Richard Lazer, a longtime aide to Mayor Kenney with ties to the city’s powerful Electricians union, has decided to run for a U.S. House seat and expects to make a formal announcement in the next week or so, according to two sources close to him.
On Friday, Lazer cleared the way by announcing he is stepping down from his position as Kenney’s deputy mayor of labor. Under the city’s “resign-to-run” law, municipal employees cannot campaign for elected office.
Lazer, who joined the administration in 2016, has said for weeks that he was strongly considering jumping into the race for Pennsylvania’s First Congressional District. He declined to confirm Friday that he is running, though he certainly sounded like a candidate in a brief interview.
“I’ve lived my entire life in the First District. I’ve always been interested in public service,” he said. “The biggest issues I would handle are jobs, education, and criminal justice reform.”
John “Johnny Doc” Dougherty, leader of the city’s building trades as well as International Brotherhood of Electrical Workers Local 98, has encouraged Lazer to throw his hat in the ring. Frank Keel, a spokesman for Dougherty, said others in the labor movement have done so as well.
Lazer, a Democrat, grew up in a pro-union family: His dad was a sheet-metal worker, and close relatives were in unions.
In 2015, Lazer was a consultant for the Electricians, according to the financial disclosure statement he filed with the city. Union records show that his wife was also employed by Local 98 in 2014 and 2015.
As deputy mayor, Kenney said in a statement, Lazer helped end the 2016 SEPTA strike and negotiate the current contract between the administration and AFSCME District Council 33.
“Working families across Philadelphia are better off because of his service,” he said.

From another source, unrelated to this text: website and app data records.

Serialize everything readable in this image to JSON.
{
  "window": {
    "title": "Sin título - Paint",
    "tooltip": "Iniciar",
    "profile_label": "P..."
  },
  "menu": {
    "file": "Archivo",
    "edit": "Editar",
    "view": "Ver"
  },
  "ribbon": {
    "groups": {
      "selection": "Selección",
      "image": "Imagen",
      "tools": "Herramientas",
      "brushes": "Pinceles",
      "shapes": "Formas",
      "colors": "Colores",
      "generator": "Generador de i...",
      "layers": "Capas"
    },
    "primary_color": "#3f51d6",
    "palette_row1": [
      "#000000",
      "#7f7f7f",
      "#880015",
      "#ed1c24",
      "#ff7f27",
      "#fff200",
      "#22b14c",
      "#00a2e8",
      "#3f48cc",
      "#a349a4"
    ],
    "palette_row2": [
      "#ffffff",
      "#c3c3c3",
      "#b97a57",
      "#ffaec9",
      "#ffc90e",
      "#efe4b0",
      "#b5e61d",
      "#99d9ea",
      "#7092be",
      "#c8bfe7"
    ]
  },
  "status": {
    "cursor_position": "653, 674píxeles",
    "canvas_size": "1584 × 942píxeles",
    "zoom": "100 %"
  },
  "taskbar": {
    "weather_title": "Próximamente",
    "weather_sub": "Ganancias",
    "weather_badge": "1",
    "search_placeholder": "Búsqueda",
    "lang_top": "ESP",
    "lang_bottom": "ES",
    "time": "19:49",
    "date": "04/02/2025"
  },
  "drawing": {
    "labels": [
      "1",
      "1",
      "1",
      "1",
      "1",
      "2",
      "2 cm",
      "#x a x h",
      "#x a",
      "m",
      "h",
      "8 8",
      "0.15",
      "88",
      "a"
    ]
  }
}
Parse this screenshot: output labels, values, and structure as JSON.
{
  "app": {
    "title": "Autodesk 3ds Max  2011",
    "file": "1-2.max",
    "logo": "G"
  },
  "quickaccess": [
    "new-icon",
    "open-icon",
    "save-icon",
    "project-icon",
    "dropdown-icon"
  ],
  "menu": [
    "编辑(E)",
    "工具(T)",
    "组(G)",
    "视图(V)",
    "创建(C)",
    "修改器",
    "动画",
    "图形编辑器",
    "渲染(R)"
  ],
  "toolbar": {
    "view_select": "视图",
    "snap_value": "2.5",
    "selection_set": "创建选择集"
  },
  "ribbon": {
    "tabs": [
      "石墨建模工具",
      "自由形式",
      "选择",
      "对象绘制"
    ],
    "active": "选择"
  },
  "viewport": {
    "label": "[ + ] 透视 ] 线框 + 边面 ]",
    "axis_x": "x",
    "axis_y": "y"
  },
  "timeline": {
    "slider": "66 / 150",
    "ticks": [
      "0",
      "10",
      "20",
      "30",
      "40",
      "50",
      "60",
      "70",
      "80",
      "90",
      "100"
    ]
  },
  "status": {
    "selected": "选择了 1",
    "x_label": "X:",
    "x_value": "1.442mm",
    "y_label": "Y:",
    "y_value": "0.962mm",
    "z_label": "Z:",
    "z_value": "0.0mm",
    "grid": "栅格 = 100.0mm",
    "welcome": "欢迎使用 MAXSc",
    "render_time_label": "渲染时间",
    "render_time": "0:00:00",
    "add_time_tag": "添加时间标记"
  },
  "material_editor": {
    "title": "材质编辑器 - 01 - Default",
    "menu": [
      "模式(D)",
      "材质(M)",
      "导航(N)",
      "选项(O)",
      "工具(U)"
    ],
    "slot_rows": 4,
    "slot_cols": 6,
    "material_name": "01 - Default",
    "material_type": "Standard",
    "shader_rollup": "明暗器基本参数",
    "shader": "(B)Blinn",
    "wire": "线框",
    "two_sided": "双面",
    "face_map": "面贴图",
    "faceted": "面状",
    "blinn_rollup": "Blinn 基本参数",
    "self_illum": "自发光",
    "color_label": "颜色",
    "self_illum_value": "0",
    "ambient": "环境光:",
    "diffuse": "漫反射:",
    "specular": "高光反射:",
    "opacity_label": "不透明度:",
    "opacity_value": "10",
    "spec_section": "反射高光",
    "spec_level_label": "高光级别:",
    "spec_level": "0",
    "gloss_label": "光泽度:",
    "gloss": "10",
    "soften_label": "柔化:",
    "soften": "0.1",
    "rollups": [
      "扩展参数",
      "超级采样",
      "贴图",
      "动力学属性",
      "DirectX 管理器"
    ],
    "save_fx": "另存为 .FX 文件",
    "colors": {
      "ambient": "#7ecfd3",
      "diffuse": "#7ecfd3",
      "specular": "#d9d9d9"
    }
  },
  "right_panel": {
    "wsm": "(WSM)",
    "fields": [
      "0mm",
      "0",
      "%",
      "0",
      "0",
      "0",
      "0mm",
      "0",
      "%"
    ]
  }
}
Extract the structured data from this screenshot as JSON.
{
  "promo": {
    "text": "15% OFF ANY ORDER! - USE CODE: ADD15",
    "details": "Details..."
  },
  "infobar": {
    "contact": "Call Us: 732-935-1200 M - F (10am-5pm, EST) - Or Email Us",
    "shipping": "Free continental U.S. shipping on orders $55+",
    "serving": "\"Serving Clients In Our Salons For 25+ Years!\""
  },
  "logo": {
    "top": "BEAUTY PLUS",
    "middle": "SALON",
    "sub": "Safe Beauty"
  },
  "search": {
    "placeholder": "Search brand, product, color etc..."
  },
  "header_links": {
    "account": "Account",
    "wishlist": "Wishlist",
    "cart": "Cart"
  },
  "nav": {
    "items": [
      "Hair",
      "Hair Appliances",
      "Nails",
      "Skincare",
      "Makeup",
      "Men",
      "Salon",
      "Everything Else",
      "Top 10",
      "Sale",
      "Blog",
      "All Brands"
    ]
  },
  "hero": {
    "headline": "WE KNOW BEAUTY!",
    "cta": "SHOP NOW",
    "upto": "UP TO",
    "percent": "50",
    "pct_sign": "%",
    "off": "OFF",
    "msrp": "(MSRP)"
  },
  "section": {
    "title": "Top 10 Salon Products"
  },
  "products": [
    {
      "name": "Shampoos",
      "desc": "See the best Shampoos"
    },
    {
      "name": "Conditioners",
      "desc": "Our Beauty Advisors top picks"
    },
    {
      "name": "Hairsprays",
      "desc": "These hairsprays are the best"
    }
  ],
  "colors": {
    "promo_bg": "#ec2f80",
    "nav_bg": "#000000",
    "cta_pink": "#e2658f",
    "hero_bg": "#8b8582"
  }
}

Lazer’s resignation comes at an interesting moment in state politics: After ruling that Pennsylvania’s congressional districts are unconstitutionally gerrymandered, the Pennsylvania Supreme Court is weighing several maps proposed by Democrats and Republicans.
The court was expected to pick a map or draw its own by Monday. Democrat Kevin Dougherty, John Dougherty’s brother, sits on the Supreme Court.
Earlier this year, rumors swirled that the building trades might be pushing Lazer to run because they saw incumbent Rep. Bob Brady as vulnerable. Others speculated that Brady wanted Lazer to replace him.
That was before Brady announced in January that he is not running for reelection. Now, it looks like Brady, who is also the chairman of Philadelphia’s Democratic Party, is pleased with Lazer.
A few weeks ago, Brady said it would be up to the Democratic City Committee to decide whether to endorse a candidate in the primary to fill his seat. But Brady said he didn’t think that any of the current candidates would win the party’s support. He suggested that Lazer, on the other hand, might be a good match.
At the time, the Democratic candidates in the First District included Nina Ahmad, Kenney’s former deputy mayor for public engagement; Michele Lawrence, a past regional president of Wells Fargo; Lindy Li, a previous wealth manager for Morgan Stanley; and Willie Singletary, an ex-Traffic Court judge who went to prison for lying to the government. Kevin Johnson, a pastor, has since jumped into the race.
In 2004, Lazer began interning for Kenney, who was a city councilman at the time. Kenney then hired Lazer as a constituent services director in 2007. Lazer first met Kenney when they were part of the Jokers Fancy Brigade.